HOW TO COMPLETE THIS TASK:
Tally the lines of the listing that contain the word "nuevo", then give the total and nothing else.

★ ★ ★ ★ ★

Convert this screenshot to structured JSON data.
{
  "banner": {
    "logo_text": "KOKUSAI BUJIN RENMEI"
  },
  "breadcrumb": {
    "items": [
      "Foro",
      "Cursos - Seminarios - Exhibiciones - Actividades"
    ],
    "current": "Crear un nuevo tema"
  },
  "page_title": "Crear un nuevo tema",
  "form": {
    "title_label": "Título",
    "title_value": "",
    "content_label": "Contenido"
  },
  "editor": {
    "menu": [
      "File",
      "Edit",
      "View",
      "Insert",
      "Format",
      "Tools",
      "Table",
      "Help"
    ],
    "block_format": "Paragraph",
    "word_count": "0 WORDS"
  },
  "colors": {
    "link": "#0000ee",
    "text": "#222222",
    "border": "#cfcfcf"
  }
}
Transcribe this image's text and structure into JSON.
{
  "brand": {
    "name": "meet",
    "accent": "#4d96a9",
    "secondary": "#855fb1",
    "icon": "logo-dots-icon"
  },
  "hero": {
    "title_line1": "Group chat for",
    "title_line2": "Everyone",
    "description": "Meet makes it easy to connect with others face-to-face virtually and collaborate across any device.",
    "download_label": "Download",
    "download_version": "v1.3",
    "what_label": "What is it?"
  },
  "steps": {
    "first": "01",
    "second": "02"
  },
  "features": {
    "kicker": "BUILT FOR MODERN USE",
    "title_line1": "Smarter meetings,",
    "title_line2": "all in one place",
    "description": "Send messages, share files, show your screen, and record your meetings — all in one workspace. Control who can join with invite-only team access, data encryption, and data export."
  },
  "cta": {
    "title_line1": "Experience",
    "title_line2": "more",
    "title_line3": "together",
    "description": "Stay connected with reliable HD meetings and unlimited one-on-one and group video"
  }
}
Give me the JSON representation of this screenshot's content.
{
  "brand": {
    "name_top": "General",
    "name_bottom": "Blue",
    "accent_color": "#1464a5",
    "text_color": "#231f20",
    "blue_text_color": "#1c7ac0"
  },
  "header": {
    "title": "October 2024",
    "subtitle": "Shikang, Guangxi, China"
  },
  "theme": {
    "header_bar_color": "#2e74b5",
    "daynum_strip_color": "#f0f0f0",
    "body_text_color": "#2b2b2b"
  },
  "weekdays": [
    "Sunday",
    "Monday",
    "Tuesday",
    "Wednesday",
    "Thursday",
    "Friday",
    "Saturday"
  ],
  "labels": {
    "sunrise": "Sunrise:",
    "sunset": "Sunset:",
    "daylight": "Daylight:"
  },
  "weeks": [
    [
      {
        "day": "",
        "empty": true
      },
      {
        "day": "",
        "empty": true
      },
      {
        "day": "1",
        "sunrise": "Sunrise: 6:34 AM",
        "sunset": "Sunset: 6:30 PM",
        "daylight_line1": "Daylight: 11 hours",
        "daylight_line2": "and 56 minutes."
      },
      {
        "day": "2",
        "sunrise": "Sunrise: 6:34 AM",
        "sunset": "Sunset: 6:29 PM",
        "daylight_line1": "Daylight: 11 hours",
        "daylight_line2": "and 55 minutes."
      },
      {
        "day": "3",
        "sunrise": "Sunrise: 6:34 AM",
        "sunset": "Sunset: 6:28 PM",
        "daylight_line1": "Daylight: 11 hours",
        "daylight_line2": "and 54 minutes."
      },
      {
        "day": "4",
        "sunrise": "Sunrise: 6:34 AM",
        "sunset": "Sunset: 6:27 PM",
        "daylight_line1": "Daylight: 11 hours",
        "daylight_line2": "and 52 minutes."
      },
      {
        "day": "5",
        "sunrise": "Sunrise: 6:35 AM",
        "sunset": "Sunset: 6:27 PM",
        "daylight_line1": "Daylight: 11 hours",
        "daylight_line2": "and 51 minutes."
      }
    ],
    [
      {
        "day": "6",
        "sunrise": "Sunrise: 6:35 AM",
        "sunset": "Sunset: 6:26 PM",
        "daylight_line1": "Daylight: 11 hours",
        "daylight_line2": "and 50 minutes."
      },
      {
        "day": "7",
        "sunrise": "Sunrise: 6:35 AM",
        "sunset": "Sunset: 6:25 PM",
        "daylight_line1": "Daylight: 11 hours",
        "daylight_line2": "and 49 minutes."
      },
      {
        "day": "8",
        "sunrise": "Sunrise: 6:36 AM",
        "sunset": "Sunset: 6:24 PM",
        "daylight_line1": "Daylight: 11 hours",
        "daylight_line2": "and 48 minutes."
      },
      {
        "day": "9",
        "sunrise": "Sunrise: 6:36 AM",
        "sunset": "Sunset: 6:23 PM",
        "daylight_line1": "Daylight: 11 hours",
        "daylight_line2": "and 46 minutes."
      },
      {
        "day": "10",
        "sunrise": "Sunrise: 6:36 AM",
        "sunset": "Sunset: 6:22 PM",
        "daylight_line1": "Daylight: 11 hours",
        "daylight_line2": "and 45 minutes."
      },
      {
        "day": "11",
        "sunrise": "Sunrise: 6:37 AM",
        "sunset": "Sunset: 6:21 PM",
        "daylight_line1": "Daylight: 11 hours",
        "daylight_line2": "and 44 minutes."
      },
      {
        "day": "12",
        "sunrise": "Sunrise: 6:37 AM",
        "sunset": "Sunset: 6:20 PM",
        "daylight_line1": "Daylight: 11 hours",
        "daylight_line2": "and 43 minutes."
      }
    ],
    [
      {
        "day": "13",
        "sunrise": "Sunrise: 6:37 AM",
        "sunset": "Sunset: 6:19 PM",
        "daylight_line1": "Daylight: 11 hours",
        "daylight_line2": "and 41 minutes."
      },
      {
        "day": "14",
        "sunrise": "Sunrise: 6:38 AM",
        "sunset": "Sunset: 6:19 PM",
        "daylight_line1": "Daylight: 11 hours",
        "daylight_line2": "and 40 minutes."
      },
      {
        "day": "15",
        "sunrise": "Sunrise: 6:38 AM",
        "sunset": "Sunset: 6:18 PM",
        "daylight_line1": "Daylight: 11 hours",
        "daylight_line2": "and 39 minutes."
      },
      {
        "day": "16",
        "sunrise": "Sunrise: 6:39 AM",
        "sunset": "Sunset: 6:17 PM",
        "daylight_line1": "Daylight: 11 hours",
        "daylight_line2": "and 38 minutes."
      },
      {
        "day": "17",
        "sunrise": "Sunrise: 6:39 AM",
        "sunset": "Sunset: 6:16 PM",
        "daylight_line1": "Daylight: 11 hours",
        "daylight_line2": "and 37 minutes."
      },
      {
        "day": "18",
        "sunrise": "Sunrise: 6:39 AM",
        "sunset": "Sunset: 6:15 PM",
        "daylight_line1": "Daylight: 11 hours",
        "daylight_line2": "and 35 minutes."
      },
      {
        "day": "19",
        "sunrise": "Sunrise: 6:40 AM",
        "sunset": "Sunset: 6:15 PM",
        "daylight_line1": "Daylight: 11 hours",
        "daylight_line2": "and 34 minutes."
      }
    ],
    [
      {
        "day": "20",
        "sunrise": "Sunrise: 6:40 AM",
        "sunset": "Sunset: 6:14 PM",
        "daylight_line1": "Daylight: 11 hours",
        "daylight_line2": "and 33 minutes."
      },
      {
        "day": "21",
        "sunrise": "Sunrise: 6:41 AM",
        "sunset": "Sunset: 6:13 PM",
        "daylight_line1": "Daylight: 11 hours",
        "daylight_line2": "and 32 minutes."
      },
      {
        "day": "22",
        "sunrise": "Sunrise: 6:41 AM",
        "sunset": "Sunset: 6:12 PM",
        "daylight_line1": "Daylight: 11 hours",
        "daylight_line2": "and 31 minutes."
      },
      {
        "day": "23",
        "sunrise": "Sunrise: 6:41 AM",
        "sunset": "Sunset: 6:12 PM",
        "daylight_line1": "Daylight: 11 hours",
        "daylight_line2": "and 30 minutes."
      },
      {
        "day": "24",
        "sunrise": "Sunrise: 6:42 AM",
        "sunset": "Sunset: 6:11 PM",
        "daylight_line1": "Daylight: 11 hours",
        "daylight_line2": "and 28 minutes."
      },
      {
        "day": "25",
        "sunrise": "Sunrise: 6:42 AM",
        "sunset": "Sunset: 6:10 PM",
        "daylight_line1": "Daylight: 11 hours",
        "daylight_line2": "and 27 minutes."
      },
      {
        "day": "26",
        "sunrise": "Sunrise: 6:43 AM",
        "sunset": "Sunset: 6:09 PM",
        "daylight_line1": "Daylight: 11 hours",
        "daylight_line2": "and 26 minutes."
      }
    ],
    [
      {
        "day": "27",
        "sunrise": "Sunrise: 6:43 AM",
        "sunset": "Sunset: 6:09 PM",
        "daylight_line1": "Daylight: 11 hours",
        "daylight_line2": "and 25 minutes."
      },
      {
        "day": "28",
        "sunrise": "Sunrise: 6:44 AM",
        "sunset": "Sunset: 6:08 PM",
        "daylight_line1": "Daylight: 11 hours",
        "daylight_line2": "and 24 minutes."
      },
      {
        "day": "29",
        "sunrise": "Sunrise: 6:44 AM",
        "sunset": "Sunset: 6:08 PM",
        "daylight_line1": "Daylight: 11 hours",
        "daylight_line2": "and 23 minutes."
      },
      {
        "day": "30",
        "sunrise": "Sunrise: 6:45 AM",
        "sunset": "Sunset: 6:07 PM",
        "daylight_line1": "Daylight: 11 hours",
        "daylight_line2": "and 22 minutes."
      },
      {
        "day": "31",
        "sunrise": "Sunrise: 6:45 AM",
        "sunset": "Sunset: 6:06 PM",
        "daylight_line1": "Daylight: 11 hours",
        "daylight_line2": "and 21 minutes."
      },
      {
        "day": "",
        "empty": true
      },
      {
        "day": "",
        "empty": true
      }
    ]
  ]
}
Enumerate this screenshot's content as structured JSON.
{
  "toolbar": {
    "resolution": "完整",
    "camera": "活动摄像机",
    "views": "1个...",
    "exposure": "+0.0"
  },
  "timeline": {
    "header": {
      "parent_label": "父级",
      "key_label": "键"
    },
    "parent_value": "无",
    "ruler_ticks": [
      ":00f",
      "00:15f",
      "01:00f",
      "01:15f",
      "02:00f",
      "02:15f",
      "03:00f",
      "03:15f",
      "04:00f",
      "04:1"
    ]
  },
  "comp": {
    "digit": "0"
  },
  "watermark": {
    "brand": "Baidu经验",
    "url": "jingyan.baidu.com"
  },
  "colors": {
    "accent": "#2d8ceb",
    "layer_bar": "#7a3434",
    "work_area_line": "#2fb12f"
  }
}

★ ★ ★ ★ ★

WRITTEN RESPONSE:
2